» **Directions for this task**
What lines of the material below include the string "اطلاعات"? Copy all of them.

=======

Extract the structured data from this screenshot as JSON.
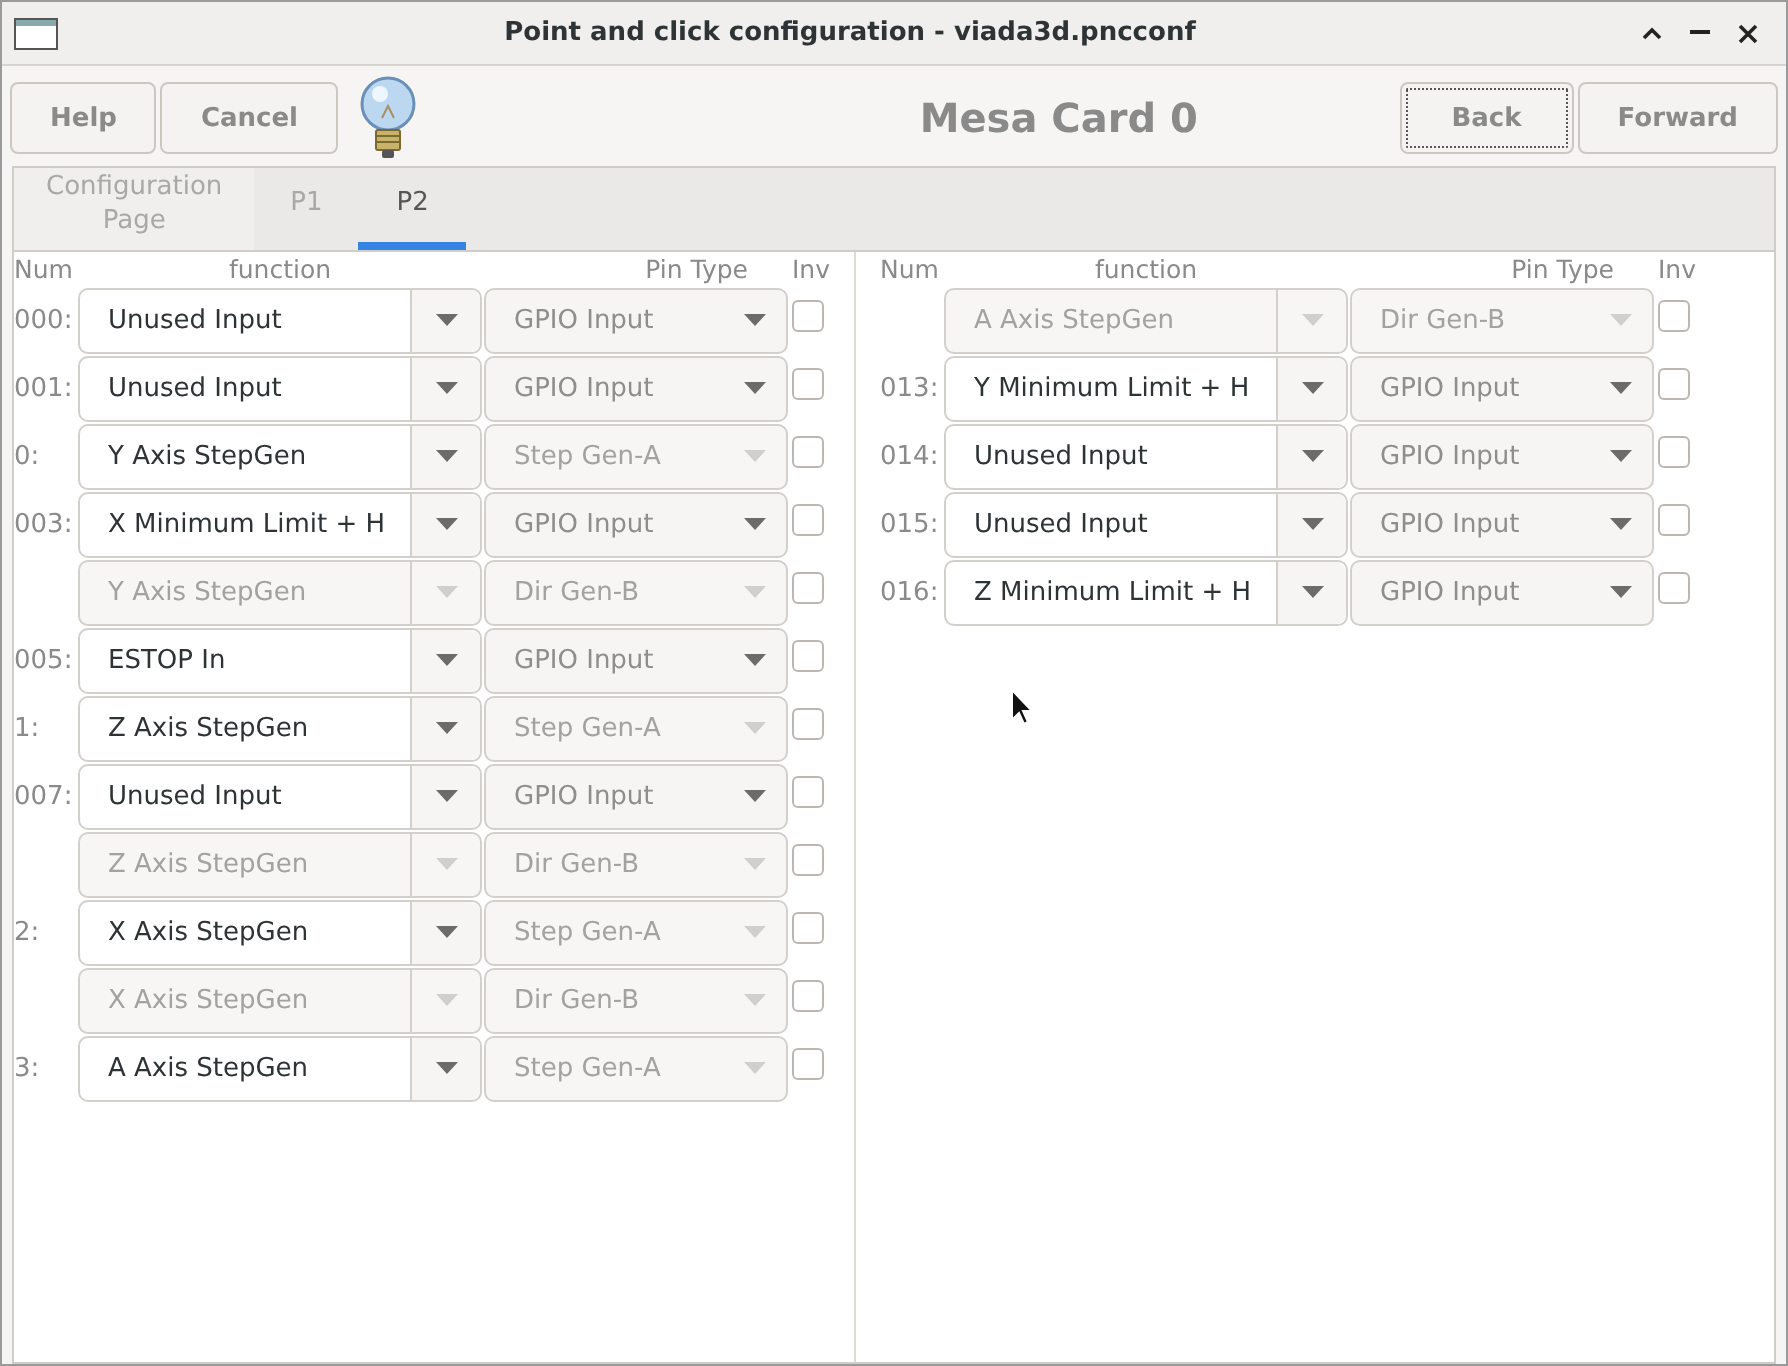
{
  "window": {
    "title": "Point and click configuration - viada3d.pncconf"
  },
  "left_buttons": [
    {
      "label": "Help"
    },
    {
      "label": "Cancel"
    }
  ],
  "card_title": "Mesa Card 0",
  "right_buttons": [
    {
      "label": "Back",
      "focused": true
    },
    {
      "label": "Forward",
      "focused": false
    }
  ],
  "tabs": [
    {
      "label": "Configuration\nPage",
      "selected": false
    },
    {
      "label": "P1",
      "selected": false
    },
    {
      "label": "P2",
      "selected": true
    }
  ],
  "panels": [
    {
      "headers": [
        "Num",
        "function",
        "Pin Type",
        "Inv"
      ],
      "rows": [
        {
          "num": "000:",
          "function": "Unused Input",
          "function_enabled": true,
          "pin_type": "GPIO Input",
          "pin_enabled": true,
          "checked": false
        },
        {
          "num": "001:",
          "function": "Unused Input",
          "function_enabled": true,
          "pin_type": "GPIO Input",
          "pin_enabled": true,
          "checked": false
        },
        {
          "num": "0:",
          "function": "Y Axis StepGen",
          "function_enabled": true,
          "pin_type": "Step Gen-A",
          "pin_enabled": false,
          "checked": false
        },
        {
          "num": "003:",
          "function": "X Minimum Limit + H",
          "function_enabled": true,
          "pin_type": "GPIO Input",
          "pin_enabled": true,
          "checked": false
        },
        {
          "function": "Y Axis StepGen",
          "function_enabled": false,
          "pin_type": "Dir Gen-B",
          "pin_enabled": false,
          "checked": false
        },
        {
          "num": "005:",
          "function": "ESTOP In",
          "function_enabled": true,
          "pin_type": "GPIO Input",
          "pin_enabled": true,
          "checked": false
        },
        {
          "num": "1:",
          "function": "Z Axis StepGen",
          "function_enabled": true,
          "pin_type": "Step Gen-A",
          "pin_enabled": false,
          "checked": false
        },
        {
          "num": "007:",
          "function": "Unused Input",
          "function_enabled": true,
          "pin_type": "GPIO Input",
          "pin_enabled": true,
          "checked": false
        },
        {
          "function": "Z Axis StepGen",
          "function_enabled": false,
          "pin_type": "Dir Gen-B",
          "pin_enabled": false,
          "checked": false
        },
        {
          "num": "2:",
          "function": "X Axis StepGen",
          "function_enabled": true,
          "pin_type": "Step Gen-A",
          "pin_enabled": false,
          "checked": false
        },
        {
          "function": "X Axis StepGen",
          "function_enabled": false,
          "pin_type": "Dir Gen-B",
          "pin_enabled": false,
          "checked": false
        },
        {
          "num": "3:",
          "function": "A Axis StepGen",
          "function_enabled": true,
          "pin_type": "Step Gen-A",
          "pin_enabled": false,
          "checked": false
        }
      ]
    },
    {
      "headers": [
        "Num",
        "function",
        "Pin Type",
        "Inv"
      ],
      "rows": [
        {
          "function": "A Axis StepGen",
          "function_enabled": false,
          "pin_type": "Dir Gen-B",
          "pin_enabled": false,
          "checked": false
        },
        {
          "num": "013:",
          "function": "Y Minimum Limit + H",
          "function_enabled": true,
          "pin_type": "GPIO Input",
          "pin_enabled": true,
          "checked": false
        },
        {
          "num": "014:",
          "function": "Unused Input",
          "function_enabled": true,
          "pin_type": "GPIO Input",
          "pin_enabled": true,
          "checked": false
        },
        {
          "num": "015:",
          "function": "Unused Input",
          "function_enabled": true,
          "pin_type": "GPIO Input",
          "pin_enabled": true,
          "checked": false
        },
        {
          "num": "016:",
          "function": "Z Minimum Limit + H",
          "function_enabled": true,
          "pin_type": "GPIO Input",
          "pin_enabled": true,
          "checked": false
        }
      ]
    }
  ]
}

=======

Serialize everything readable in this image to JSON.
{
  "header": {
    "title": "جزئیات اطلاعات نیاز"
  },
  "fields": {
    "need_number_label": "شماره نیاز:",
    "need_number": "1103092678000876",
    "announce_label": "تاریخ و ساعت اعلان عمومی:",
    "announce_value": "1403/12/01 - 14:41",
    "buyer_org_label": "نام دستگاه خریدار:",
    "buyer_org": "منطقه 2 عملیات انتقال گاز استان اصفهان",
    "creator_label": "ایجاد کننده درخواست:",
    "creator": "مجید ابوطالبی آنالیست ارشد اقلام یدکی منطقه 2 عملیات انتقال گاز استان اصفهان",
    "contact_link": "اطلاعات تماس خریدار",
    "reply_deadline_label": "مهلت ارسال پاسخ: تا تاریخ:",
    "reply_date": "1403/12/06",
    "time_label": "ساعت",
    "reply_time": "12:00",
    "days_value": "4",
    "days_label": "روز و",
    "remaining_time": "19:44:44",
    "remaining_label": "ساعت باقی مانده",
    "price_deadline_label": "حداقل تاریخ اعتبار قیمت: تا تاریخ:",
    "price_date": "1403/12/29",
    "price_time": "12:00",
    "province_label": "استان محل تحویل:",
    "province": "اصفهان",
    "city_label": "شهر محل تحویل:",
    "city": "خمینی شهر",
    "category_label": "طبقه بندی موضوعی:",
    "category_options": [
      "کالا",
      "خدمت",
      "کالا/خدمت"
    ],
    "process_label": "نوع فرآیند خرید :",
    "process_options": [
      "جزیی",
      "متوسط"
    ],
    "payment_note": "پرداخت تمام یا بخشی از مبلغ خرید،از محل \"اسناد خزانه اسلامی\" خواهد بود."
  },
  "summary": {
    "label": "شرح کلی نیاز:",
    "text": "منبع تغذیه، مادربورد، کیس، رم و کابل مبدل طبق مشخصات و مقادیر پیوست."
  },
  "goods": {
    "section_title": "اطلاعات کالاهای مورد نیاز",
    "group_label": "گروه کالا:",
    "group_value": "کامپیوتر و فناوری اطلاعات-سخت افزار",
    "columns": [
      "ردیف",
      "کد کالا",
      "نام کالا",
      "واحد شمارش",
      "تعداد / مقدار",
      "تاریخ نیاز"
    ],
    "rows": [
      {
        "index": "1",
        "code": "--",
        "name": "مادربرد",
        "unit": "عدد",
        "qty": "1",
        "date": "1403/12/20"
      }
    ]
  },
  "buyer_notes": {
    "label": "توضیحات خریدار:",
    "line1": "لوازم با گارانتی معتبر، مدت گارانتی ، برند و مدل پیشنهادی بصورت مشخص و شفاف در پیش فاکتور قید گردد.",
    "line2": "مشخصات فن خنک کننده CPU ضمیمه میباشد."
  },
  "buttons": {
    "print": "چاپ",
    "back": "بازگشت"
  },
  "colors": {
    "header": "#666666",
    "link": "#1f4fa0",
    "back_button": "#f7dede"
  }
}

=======

» **Answer box**
    "title": "جزئیات اطلاعات نیاز"
    "contact_link": "اطلاعات تماس خریدار",
    "section_title": "اطلاعات کالاهای مورد نیاز",
    "group_value": "کامپیوتر و فناوری اطلاعات-سخت افزار",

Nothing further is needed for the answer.